Judas and the Black Messiah: The Inspired Album is full of music and ideas: 22 tracks, many of which are collaborative. With Hit-Boy as one of the executive producers (and the rapper on his own track), the album brings together past and current hip-hop hitmakers, along with Nas, Jay-Z and The Roots’ Black Thought alongside Pooh Shiesty, Polo G, Lil Durk and BJ the Chicago Kid.

Though the album is a compilation of dozens of rappers, singers, producers, and songwriters, it has a cohesive sound: soulful, dark, and retro like the movie’s closing song, HER’s “Fight for You,” imbued with Marvin Gaye’s sad determination. Much of the album looks back on the hip-hop of the 90s: It relies on instruments and samples full of bands that are interspersed with melodic hooks and express the lyrics firmly.

Some titles deal directly with the specifics of the film.
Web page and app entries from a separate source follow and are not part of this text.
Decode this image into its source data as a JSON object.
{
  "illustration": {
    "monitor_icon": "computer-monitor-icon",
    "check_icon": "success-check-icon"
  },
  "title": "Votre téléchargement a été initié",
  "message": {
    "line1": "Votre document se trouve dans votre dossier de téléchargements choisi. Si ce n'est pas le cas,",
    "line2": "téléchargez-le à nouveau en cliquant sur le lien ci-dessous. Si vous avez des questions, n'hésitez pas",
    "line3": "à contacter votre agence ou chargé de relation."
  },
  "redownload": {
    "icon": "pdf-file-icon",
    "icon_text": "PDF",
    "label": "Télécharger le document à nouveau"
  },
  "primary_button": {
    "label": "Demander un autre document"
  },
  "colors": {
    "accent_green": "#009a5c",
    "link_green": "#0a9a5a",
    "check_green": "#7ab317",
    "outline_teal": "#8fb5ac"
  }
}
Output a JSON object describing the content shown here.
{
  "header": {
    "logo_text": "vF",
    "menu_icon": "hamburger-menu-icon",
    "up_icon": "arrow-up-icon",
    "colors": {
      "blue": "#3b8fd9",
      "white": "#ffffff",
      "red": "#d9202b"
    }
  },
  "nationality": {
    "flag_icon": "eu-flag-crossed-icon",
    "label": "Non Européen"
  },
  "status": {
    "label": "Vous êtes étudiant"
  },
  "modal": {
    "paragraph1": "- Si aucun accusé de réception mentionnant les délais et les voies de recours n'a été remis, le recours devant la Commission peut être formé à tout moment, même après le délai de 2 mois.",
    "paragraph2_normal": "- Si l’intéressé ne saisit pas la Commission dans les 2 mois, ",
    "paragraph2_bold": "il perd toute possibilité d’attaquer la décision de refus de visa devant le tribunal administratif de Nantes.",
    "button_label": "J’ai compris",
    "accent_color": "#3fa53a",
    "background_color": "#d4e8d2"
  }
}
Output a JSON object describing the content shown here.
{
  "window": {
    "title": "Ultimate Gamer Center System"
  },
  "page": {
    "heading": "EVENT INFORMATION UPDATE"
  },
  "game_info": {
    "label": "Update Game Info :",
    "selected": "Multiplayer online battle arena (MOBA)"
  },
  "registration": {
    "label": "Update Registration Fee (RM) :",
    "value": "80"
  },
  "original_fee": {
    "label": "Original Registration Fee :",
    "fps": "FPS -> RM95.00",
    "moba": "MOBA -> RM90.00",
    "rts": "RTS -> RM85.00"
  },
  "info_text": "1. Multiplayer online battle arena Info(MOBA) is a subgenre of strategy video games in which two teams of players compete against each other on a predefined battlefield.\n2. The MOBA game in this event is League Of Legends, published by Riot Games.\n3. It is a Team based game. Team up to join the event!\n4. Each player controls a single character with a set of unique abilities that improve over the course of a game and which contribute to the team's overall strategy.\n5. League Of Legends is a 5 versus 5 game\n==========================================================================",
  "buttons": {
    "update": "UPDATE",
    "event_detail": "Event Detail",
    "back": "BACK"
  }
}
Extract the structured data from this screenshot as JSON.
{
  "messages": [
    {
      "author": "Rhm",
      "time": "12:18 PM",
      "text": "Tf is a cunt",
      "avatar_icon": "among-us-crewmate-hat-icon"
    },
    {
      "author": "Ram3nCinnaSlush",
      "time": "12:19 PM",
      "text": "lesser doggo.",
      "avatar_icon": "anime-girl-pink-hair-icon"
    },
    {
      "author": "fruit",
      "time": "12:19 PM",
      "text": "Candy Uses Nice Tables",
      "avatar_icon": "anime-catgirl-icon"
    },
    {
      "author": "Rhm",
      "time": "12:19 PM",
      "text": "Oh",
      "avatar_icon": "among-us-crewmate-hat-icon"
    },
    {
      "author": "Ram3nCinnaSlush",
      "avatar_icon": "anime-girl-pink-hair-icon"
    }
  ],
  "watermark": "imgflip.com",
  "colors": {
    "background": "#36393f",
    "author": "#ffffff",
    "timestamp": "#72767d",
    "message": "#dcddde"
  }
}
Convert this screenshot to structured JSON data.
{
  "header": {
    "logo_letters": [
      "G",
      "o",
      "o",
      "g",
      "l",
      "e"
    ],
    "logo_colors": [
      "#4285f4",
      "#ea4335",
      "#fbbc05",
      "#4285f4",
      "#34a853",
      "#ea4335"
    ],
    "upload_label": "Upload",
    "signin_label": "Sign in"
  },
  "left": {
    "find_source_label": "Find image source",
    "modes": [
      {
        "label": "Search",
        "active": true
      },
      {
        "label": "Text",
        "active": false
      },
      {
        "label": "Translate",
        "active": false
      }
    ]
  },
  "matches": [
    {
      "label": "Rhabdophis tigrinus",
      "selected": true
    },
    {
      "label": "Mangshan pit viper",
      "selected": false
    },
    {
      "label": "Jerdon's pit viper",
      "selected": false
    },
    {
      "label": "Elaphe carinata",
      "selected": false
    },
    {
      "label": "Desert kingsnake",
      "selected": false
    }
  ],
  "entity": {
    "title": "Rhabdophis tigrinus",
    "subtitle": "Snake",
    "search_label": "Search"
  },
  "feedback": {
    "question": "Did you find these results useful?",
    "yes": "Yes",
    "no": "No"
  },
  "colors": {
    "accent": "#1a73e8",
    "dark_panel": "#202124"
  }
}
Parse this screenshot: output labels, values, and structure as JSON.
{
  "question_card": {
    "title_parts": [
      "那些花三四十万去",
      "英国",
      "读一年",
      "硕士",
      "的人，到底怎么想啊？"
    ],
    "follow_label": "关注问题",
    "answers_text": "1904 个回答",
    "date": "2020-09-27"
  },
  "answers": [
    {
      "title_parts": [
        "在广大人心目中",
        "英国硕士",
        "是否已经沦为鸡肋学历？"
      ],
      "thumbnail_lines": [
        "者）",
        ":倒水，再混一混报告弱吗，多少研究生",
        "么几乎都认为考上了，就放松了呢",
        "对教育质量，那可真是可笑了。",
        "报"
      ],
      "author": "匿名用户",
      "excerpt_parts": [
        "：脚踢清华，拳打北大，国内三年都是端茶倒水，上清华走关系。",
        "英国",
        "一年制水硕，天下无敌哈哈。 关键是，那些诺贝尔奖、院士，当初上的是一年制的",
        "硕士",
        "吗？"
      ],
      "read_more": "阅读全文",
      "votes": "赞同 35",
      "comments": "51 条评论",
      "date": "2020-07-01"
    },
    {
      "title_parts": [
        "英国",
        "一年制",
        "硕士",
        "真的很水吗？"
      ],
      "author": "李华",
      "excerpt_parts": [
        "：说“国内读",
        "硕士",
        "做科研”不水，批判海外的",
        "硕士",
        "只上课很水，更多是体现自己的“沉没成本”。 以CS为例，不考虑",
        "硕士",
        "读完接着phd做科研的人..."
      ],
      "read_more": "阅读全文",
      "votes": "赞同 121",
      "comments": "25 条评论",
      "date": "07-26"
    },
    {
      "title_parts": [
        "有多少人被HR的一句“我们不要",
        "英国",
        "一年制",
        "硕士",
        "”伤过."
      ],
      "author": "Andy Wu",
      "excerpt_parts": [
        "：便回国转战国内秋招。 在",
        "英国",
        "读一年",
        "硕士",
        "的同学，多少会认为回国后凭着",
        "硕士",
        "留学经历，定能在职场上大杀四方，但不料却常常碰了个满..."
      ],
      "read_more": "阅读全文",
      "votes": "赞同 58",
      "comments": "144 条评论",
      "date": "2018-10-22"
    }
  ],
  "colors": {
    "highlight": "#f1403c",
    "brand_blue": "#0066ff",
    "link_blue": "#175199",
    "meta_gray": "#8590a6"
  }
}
The album begins with an appearance by Fred Hampton Jr. on “Cointelpro / Dec. 4 ”: remembering his father, reminding listeners of Cointelpro (the FBI’s illegal covert counter-espionage program from the 1960s aimed at civil rights groups and other perceived subversives), and firmly linking political oratorio with hip-hop; The track ends with a loop from the older Hampton proclaiming, “I’m a revolutionary!”

Rakim’s “Black Messiah” provides a concise, judicial biography of Hampton on samples from a 1967 soul single, Them Two’s “Am I a Good Man”. In “Somethin ‘Ain’t Right” Masego sings over bluesy guitar chords, corruption and rapsody vows: “Cointelpro’s aim is me / But we don’t step back until everyone is free.”

But the focus inevitably expands to the present. Polo G’s “Last Man Standing” – with gloomy piano chords and a trembling vocal pattern – bitterly combines thoughts of Hampton and the Black Panthers with deep-seated systemic racism, police brutality and the Black Lives Matter movement. Smino and Saba work together on “Plead the .45th” and sketch paranoia and resentment in lively, jazzy phrases. Black Thought’s “Welcome to America” ​​with gritty choirs by CS Armstrong and flashes of a gospel choir is vehemently reminiscent of centuries of exploitation, remembers “every lost body crossed, tarred, feathered and thrown” and insists on “This American” stuff has never been soft / while the story took its course. “

Memorial and News Flash combine in “What It Feels Like” by Nipsey Hussle – who was killed in 2019 – and Jay-Z, a hip-hop march with foreboding piano, horn chords and floating choir singing. The song warns that success turns black people into goals: “You become successful, then it gets stressful,” knocked Hussle. Then Jay-Z’s verse revolves around similar ideas – “They know they hate it when you get more than expected” – and the police inadequate response to the January 6 riot: “They let them crack your capitol storm, put your feet up on your desk / And yet you talk hard to me, I’ve lost all my little respect. “Jay-Z was born on December 4th, 1969, the day Hampton was killed in a police operation. The story sounds personal.

Various artists
“Jude and the Black Messiah: The Inspired Album”
(Six-course music group / RCA)



Robert Dunfee